- Stay calm. Make sure to keep your hands visible. Don’t argue, resist, or obstruct the police, even if you believe they are violating your rights. Point out that you are not disrupting anyone else’s activity and that the First Amendment protects your actions.
- Ask if you are free to leave. If the officer says yes, calmly walk away.
- If you are under arrest, you have a right to ask why. Otherwise, say you wish to remain silent and ask for a lawyer immediately. Don’t say anything or sign anything without a lawyer.
- You have the right to make a local phone call, and if you’re calling your lawyer, police are not allowed to listen.
- You never have to consent to a search of yourself or your belongings. If you do explicitly consent, it can affect you later in court.
- Police may “pat down” your clothing if they suspect you have a weapon and may search you after an arrest.
- Police officers may not confiscate or demand to view your photographs or video without a warrant, nor may they delete data under any circumstances. However, they may order citizens to cease activities that are truly interfering with legitimate law enforcement operations.
What to do if you believe your rights have been violated

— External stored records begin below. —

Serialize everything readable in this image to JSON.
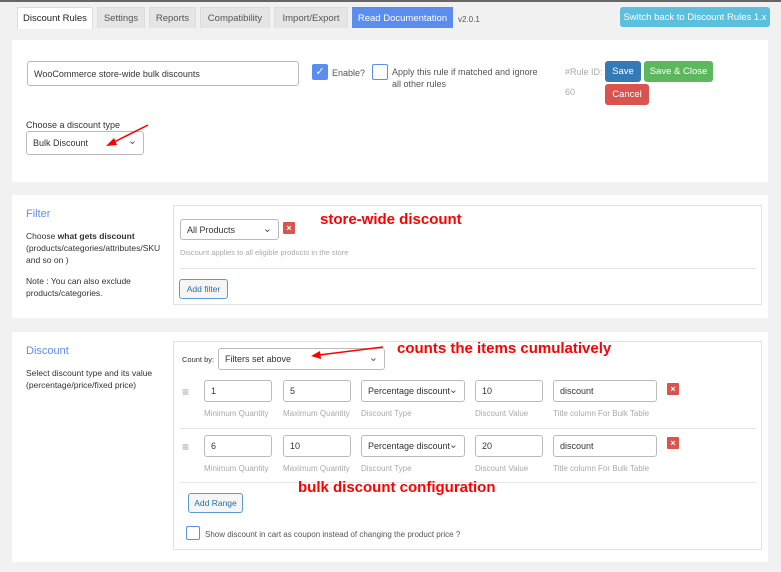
{
  "tabs": [
    {
      "label": "Discount Rules",
      "active": true
    },
    {
      "label": "Settings"
    },
    {
      "label": "Reports"
    },
    {
      "label": "Compatibility"
    },
    {
      "label": "Import/Export"
    },
    {
      "label": "Read Documentation"
    }
  ],
  "version": "v2.0.1",
  "switch_back": "Switch back to Discount Rules 1.x",
  "rule": {
    "name": "WooCommerce store-wide bulk discounts",
    "enable_label": "Enable?",
    "enabled": true,
    "apply_label": "Apply this rule if matched and ignore all other rules",
    "apply_checked": false,
    "rule_id_label": "#Rule ID:",
    "rule_id": "60",
    "save": "Save",
    "save_close": "Save & Close",
    "cancel": "Cancel",
    "discount_type_label": "Choose a discount type",
    "discount_type": "Bulk Discount"
  },
  "filter": {
    "title": "Filter",
    "desc_prefix": "Choose ",
    "desc_bold": "what gets discount",
    "desc_rest": " (products/categories/attributes/SKU and so on )",
    "note": "Note : You can also exclude products/categories.",
    "select": "All Products",
    "remove": "×",
    "help": "Discount applies to all eligible products in the store",
    "add": "Add filter",
    "annotation": "store-wide discount"
  },
  "discount": {
    "title": "Discount",
    "desc": "Select discount type and its value (percentage/price/fixed price)",
    "count_by_label": "Count by:",
    "count_by": "Filters set above",
    "annotation_count": "counts the items cumulatively",
    "annotation_bulk": "bulk discount configuration",
    "labels": {
      "min": "Minimum Quantity",
      "max": "Maximum Quantity",
      "type": "Discount Type",
      "value": "Discount Value",
      "title": "Title column For Bulk Table"
    },
    "ranges": [
      {
        "min": "1",
        "max": "5",
        "type": "Percentage discount",
        "value": "10",
        "title": "discount"
      },
      {
        "min": "6",
        "max": "10",
        "type": "Percentage discount",
        "value": "20",
        "title": "discount"
      }
    ],
    "remove": "×",
    "add_range": "Add Range",
    "coupon_label": "Show discount in cart as coupon instead of changing the product price ?",
    "coupon_checked": false
  },
  "colors": {
    "primary": "#337ab7",
    "success": "#5cb85c",
    "danger": "#d9534f",
    "info": "#5bc0de",
    "doc": "#5b8def",
    "annotation": "#ff0000"
  }
}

- When you can, write down everything you remember, including the officers’ badge and patrol car numbers and the agency they work for.
- Get contact information for witnesses.
- Take photographs of any injuries.
- Once you have all of this information, you can file a written complaint with the agency’s internal affairs division or civilian complaint board.